* _Problem description_: Track down each line below containing the string "screenshot" and copy it.

* _Data section_:

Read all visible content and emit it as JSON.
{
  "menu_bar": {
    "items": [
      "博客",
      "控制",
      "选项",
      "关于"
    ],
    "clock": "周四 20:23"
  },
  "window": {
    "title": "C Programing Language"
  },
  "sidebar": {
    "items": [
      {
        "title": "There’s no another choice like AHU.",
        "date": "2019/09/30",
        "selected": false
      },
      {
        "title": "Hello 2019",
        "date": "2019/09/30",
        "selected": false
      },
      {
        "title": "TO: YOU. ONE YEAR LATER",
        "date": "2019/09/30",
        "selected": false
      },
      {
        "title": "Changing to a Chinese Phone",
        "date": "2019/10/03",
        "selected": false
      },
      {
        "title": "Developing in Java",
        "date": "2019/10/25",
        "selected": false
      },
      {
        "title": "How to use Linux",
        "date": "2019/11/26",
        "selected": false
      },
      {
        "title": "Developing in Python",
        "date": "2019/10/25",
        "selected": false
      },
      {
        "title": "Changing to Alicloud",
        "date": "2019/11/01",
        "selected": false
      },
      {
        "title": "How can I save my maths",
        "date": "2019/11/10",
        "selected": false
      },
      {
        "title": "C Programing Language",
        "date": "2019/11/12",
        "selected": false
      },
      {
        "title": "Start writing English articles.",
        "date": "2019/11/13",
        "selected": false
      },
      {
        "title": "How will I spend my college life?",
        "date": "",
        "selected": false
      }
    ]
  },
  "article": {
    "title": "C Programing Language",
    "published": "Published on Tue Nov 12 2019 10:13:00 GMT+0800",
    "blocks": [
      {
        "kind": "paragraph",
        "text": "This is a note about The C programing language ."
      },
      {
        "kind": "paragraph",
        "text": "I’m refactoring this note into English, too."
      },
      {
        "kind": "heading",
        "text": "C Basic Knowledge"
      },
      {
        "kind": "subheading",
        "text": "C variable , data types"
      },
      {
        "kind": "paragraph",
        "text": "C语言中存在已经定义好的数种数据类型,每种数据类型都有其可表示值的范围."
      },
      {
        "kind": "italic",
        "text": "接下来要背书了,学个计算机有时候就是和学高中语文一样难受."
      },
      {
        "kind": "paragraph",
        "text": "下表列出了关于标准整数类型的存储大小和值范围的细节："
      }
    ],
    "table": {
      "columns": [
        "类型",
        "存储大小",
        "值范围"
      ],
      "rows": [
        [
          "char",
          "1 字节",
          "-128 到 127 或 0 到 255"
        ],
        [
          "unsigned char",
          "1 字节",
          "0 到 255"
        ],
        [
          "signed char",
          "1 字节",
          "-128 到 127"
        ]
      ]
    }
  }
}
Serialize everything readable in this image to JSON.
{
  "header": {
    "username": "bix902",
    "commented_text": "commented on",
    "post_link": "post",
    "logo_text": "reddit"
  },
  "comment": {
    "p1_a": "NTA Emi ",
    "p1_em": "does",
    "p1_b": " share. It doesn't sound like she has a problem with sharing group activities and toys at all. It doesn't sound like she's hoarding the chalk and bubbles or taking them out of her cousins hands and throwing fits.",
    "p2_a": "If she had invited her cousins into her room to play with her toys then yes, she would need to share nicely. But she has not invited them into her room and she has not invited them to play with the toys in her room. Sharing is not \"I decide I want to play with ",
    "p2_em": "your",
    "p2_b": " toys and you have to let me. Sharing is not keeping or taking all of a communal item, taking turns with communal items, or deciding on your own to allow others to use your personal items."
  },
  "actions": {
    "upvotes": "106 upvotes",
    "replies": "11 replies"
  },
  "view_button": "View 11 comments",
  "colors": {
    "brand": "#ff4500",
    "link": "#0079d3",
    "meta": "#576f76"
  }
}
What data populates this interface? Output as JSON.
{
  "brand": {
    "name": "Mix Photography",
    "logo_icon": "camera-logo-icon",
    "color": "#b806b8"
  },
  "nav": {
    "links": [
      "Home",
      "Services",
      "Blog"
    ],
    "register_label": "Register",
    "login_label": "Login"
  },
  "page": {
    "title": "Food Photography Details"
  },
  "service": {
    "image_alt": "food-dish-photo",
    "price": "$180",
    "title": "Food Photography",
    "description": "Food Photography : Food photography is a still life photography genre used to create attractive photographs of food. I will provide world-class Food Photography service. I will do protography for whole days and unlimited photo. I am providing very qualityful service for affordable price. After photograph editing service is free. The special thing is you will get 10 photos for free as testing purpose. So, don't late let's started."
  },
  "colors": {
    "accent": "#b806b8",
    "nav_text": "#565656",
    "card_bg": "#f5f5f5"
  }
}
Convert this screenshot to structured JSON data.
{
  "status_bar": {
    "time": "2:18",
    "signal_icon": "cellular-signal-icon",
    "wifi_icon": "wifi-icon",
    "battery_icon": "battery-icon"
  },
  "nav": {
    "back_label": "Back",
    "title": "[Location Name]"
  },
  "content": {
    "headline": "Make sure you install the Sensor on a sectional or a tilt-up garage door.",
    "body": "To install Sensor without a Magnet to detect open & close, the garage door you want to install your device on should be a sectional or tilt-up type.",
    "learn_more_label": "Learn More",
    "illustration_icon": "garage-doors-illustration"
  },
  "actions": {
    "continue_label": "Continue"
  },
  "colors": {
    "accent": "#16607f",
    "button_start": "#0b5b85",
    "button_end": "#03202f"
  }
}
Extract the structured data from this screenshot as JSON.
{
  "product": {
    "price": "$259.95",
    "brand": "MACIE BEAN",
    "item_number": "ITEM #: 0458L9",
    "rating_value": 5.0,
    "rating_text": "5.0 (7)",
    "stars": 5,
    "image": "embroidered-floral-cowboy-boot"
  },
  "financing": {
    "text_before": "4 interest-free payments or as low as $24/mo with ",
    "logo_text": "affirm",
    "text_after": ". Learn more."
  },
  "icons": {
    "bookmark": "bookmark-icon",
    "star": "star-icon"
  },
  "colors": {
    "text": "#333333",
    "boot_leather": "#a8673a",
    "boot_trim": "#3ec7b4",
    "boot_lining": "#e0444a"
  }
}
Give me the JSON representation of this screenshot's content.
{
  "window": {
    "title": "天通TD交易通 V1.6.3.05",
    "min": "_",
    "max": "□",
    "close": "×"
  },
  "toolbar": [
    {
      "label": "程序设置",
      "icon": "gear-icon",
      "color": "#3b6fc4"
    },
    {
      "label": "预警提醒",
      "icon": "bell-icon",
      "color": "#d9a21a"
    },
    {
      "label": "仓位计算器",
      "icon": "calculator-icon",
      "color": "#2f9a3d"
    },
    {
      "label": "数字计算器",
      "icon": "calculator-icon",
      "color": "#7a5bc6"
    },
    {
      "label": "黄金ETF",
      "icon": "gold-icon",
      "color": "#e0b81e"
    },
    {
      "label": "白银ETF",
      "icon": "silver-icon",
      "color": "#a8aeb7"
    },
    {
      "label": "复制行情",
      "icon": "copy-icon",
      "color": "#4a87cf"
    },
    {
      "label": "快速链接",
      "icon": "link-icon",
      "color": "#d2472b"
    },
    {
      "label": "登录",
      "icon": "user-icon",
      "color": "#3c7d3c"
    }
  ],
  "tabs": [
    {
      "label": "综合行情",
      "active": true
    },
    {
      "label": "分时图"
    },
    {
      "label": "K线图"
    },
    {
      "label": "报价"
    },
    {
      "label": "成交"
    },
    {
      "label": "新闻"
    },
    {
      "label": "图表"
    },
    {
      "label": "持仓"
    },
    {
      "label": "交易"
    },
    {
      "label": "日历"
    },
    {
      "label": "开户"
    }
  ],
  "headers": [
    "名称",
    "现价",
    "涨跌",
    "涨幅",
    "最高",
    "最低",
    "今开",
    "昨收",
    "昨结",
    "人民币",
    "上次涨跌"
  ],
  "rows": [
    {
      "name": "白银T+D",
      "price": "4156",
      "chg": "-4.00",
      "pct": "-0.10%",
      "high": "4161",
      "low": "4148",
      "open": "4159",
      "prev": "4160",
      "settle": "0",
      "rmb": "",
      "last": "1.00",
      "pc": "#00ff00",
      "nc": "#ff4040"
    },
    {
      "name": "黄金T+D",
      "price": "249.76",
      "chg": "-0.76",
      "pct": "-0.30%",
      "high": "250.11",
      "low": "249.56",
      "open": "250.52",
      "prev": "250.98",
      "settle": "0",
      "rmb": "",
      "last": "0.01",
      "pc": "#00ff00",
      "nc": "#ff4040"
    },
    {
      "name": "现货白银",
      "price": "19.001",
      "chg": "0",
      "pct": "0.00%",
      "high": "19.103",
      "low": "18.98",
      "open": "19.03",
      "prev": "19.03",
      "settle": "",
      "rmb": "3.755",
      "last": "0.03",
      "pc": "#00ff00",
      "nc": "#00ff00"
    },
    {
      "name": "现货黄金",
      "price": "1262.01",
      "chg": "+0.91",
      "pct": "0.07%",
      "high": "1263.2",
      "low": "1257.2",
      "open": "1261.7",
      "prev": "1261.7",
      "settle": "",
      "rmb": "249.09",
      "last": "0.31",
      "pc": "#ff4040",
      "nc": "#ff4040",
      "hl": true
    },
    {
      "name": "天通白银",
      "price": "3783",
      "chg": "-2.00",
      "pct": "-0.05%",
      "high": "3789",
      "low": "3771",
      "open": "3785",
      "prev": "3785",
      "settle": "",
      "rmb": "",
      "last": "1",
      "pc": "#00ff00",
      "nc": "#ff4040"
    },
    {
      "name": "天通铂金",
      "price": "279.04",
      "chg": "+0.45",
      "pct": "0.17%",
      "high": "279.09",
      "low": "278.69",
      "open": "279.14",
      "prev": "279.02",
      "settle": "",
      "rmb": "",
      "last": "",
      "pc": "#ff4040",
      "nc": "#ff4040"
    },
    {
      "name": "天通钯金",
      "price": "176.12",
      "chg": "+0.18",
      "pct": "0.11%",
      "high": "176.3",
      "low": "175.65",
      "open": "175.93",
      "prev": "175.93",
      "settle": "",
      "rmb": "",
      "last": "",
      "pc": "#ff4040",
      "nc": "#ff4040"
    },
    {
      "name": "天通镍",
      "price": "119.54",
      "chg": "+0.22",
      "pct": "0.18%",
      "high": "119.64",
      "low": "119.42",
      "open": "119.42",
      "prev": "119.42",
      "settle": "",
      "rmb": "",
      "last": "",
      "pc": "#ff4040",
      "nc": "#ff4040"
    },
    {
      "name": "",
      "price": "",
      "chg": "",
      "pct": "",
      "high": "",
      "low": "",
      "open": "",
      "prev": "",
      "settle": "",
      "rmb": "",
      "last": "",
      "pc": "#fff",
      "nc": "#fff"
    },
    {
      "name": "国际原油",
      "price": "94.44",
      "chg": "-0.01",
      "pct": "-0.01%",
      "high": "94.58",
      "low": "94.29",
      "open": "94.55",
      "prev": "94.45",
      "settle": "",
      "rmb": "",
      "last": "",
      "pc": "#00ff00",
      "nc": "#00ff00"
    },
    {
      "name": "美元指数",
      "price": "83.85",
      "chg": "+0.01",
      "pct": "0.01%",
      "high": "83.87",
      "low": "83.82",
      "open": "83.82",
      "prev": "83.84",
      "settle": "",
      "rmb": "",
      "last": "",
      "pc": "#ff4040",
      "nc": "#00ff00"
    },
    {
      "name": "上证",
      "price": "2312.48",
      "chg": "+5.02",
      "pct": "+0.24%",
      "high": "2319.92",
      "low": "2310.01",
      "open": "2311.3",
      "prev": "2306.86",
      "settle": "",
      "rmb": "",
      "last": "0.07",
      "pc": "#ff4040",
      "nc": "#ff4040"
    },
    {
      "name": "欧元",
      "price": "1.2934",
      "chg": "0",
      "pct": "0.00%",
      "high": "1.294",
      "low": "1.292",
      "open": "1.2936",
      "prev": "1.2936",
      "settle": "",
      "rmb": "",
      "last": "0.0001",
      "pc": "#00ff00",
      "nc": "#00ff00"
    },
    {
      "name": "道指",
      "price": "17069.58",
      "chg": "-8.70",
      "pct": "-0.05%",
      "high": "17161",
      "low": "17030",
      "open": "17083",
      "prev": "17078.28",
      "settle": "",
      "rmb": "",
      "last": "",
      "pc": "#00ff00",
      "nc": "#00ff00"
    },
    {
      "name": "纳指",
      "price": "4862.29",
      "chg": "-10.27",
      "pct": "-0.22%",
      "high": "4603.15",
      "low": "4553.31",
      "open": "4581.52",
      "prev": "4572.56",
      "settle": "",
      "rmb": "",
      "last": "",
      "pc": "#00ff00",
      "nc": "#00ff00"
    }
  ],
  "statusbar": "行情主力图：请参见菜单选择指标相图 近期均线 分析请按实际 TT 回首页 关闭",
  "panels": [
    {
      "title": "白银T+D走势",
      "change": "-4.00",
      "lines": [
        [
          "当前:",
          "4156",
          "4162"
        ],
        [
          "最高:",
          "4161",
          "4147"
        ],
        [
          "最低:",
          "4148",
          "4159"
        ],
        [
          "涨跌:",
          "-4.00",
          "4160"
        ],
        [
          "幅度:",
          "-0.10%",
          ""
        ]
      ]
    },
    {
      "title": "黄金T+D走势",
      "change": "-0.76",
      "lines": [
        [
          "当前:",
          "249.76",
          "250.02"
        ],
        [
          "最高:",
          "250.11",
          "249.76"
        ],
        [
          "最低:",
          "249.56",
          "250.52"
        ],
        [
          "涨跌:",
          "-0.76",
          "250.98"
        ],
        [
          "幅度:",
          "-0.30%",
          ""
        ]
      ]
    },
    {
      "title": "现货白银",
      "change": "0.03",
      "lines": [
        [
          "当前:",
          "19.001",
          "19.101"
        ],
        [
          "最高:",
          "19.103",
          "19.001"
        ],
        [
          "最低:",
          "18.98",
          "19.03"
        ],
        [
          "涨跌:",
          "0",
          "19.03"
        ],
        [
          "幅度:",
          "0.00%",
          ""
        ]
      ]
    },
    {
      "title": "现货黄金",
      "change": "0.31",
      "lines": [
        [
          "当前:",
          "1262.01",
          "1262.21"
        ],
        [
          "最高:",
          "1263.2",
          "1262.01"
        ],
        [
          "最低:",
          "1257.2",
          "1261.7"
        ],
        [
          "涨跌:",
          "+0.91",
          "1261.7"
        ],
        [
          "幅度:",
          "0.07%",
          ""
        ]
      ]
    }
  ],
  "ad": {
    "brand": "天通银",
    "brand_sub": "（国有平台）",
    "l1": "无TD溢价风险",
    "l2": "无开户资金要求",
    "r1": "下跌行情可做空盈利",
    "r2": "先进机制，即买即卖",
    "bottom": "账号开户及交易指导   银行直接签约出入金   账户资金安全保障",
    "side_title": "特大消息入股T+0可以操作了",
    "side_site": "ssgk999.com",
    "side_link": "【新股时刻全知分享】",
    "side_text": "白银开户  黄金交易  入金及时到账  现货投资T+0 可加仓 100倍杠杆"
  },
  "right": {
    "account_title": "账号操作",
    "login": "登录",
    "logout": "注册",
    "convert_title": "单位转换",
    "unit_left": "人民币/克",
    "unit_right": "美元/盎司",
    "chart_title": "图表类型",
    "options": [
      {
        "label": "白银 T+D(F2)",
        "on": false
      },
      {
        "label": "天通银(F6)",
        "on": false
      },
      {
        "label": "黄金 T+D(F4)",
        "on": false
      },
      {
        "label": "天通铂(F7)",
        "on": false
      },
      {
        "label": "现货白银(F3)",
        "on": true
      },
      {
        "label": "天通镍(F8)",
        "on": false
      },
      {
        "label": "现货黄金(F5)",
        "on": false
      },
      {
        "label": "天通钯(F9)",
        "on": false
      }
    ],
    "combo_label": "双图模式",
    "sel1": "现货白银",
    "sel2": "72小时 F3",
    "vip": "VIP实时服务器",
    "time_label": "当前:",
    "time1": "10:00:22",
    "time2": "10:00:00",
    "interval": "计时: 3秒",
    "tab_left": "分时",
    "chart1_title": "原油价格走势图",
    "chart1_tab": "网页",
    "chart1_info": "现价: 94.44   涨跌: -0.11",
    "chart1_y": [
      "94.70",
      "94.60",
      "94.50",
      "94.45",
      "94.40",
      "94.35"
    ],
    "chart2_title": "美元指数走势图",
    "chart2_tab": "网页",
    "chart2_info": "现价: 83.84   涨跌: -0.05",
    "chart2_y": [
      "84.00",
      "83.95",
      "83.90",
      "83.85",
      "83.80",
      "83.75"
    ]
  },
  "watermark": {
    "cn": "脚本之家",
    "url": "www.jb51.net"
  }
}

* _Output of the exercise_:
Convert this screenshot to structured JSON data.
Extract the structured data from this screenshot as JSON.
Give me the JSON representation of this screenshot's content.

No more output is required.